=== PROVIDED ENTRIES ===

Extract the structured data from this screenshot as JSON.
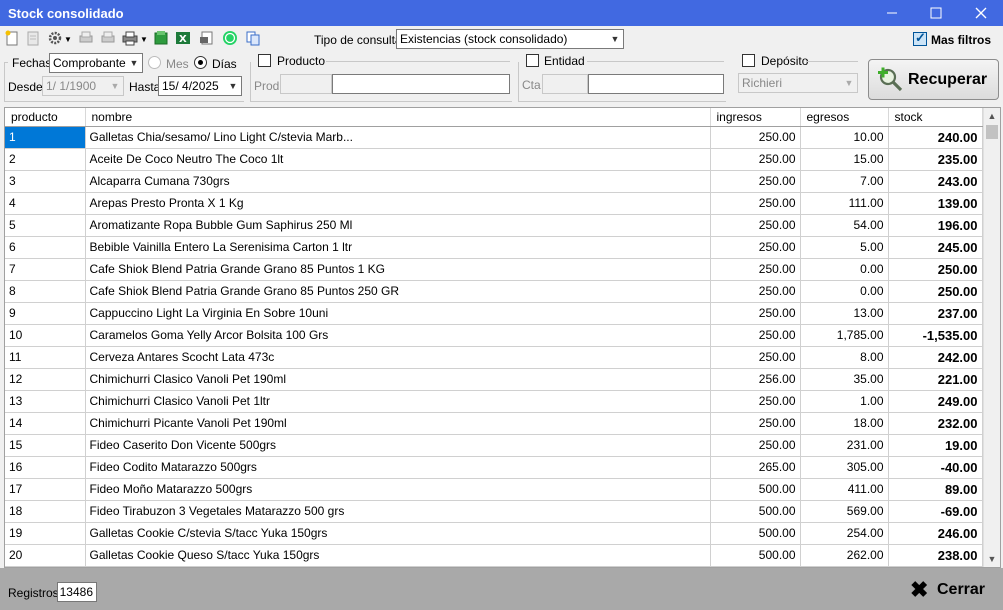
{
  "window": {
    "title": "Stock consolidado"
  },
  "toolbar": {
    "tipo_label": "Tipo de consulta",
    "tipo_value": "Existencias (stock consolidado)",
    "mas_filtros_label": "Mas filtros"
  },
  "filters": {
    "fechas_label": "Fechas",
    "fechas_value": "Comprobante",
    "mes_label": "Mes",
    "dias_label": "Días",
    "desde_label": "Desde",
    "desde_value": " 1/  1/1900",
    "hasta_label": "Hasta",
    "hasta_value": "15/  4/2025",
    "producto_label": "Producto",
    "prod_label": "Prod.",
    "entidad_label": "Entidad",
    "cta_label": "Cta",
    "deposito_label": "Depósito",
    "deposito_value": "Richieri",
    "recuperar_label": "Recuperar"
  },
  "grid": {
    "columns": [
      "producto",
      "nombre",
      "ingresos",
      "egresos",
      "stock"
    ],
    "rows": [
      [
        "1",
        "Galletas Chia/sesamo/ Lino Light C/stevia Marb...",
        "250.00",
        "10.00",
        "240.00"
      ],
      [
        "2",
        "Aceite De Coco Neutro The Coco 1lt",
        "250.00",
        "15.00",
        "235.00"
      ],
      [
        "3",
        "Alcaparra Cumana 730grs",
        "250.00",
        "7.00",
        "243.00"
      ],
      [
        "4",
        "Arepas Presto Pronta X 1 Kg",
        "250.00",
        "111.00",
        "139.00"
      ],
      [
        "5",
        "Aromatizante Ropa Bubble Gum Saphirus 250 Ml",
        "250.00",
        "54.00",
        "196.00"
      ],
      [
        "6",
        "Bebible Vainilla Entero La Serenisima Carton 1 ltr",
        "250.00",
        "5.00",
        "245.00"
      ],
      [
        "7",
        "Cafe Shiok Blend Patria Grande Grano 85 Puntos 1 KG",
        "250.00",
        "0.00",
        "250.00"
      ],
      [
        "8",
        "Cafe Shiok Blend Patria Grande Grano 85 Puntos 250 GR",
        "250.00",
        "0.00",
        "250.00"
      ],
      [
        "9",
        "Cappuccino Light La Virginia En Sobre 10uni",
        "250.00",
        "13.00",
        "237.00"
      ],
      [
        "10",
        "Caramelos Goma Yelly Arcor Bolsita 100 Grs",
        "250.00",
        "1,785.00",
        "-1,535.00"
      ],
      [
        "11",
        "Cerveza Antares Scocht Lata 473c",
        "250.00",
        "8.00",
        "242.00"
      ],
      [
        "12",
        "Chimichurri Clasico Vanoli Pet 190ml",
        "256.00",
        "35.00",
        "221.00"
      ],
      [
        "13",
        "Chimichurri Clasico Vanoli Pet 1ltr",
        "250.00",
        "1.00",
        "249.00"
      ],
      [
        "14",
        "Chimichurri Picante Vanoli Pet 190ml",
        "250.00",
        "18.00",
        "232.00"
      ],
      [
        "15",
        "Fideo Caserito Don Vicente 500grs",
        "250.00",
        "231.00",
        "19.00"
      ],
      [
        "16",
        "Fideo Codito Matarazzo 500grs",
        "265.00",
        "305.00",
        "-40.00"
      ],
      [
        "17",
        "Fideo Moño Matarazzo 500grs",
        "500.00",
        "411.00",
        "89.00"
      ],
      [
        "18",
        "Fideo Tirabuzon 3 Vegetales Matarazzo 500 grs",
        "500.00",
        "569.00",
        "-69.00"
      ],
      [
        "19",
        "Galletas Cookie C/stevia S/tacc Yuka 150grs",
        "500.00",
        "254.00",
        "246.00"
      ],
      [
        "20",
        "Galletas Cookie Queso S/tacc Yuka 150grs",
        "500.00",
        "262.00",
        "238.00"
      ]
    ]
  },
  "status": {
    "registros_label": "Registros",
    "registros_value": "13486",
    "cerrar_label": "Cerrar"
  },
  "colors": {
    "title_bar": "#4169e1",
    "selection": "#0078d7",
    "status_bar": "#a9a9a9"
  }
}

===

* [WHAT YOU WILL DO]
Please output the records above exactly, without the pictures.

* [RESULT FOR THIS EXERCISE]
Extract the structured data from this screenshot as JSON.
{
  "window": {
    "title": "Stock consolidado"
  },
  "toolbar": {
    "tipo_label": "Tipo de consulta",
    "tipo_value": "Existencias (stock consolidado)",
    "mas_filtros_label": "Mas filtros"
  },
  "filters": {
    "fechas_label": "Fechas",
    "fechas_value": "Comprobante",
    "mes_label": "Mes",
    "dias_label": "Días",
    "desde_label": "Desde",
    "desde_value": " 1/  1/1900",
    "hasta_label": "Hasta",
    "hasta_value": "15/  4/2025",
    "producto_label": "Producto",
    "prod_label": "Prod.",
    "entidad_label": "Entidad",
    "cta_label": "Cta",
    "deposito_label": "Depósito",
    "deposito_value": "Richieri",
    "recuperar_label": "Recuperar"
  },
  "grid": {
    "columns": [
      "producto",
      "nombre",
      "ingresos",
      "egresos",
      "stock"
    ],
    "rows": [
      [
        "1",
        "Galletas Chia/sesamo/ Lino Light C/stevia Marb...",
        "250.00",
        "10.00",
        "240.00"
      ],
      [
        "2",
        "Aceite De Coco Neutro The Coco 1lt",
        "250.00",
        "15.00",
        "235.00"
      ],
      [
        "3",
        "Alcaparra Cumana 730grs",
        "250.00",
        "7.00",
        "243.00"
      ],
      [
        "4",
        "Arepas Presto Pronta X 1 Kg",
        "250.00",
        "111.00",
        "139.00"
      ],
      [
        "5",
        "Aromatizante Ropa Bubble Gum Saphirus 250 Ml",
        "250.00",
        "54.00",
        "196.00"
      ],
      [
        "6",
        "Bebible Vainilla Entero La Serenisima Carton 1 ltr",
        "250.00",
        "5.00",
        "245.00"
      ],
      [
        "7",
        "Cafe Shiok Blend Patria Grande Grano 85 Puntos 1 KG",
        "250.00",
        "0.00",
        "250.00"
      ],
      [
        "8",
        "Cafe Shiok Blend Patria Grande Grano 85 Puntos 250 GR",
        "250.00",
        "0.00",
        "250.00"
      ],
      [
        "9",
        "Cappuccino Light La Virginia En Sobre 10uni",
        "250.00",
        "13.00",
        "237.00"
      ],
      [
        "10",
        "Caramelos Goma Yelly Arcor Bolsita 100 Grs",
        "250.00",
        "1,785.00",
        "-1,535.00"
      ],
      [
        "11",
        "Cerveza Antares Scocht Lata 473c",
        "250.00",
        "8.00",
        "242.00"
      ],
      [
        "12",
        "Chimichurri Clasico Vanoli Pet 190ml",
        "256.00",
        "35.00",
        "221.00"
      ],
      [
        "13",
        "Chimichurri Clasico Vanoli Pet 1ltr",
        "250.00",
        "1.00",
        "249.00"
      ],
      [
        "14",
        "Chimichurri Picante Vanoli Pet 190ml",
        "250.00",
        "18.00",
        "232.00"
      ],
      [
        "15",
        "Fideo Caserito Don Vicente 500grs",
        "250.00",
        "231.00",
        "19.00"
      ],
      [
        "16",
        "Fideo Codito Matarazzo 500grs",
        "265.00",
        "305.00",
        "-40.00"
      ],
      [
        "17",
        "Fideo Moño Matarazzo 500grs",
        "500.00",
        "411.00",
        "89.00"
      ],
      [
        "18",
        "Fideo Tirabuzon 3 Vegetales Matarazzo 500 grs",
        "500.00",
        "569.00",
        "-69.00"
      ],
      [
        "19",
        "Galletas Cookie C/stevia S/tacc Yuka 150grs",
        "500.00",
        "254.00",
        "246.00"
      ],
      [
        "20",
        "Galletas Cookie Queso S/tacc Yuka 150grs",
        "500.00",
        "262.00",
        "238.00"
      ]
    ]
  },
  "status": {
    "registros_label": "Registros",
    "registros_value": "13486",
    "cerrar_label": "Cerrar"
  },
  "colors": {
    "title_bar": "#4169e1",
    "selection": "#0078d7",
    "status_bar": "#a9a9a9"
  }
}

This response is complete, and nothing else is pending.